On the flip side, “if businesses make more of an effort to interview kids, they’ll find many of them are really quite capable,” Hirsch said.

High school to four-year college

Transitioning from high school to a four-year college can be a difficult passage for first-generation college students. Research suggests first- generation students earn lower grades, are at greater risk of dropping out and feel a greater sense of “not belonging” when they transition to college because they’re surrounded by peers who don’t understand their situation. Programs designed to help often leave out discussions of students’ social class backgrounds.

However, efforts to erase discussions of social class can hurt a first- generation student’s chance of success, said Northwestern Professor Mesmin Destin who led a novel experiment that closed by 63 percent the persistent academic achievement gap between first-generation college students and continuing-generation students.

The “difference-education” intervention, which took place at the beginning of the academic year, deliberately but subtly included dis- cussions of the ways that students’ different social class backgrounds impacted their college experience. Researchers compared it to the “standard intervention,” which avoids reference to social class.

The effort didn’t just close the social-class academic achievement gap; it also improved first-generation students’ psychological adjustment to college.

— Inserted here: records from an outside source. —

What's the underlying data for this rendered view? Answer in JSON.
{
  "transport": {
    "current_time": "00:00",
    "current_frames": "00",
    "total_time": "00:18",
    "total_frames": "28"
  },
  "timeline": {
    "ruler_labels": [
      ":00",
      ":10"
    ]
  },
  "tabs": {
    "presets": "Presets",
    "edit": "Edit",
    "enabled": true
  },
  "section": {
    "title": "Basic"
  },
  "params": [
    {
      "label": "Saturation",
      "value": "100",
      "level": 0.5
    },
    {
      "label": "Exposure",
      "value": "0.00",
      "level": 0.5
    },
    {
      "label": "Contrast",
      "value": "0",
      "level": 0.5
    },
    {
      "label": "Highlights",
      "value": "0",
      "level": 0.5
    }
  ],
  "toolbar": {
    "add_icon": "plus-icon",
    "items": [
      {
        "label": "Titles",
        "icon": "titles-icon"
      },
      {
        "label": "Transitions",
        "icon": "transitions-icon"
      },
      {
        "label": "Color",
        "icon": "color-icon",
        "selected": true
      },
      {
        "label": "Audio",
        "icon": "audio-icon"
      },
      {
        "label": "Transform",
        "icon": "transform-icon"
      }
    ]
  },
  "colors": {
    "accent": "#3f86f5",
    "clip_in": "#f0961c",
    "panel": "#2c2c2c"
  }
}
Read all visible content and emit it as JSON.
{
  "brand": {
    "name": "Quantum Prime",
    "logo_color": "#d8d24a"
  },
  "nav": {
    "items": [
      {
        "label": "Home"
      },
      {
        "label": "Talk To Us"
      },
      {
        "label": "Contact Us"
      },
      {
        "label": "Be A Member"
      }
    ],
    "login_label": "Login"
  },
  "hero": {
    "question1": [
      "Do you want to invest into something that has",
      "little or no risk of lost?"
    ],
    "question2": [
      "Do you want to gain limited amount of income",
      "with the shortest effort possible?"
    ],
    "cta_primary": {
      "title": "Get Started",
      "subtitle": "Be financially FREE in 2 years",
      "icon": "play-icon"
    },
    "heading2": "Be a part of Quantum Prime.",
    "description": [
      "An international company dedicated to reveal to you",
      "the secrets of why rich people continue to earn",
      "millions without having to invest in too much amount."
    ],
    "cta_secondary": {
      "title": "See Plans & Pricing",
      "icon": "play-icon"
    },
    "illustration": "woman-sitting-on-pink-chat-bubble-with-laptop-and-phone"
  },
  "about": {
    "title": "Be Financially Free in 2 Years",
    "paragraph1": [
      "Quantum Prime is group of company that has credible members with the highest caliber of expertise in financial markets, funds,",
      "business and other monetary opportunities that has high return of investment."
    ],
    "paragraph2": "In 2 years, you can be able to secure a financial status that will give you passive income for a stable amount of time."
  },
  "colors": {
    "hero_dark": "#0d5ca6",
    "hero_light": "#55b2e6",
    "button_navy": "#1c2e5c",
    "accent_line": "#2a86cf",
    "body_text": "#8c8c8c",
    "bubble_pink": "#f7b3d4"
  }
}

Destin’s work also indicates that when students from low socio- economic-status backgrounds perceive their universities to be “chilly” toward students from their backgrounds, their academic confidence and sense of selves as high-achievers suffer.

“Whether or not people realize it, your economic background shapes how you see yourself as a person and where you feel comfortable in the world,” Destin said. “In the United States, we tend to see ourselves as a classless society—everybody is middle class and has the same opportunities—and when we are confronted with evidence that is not the case, we don’t really have the language to talk about it.”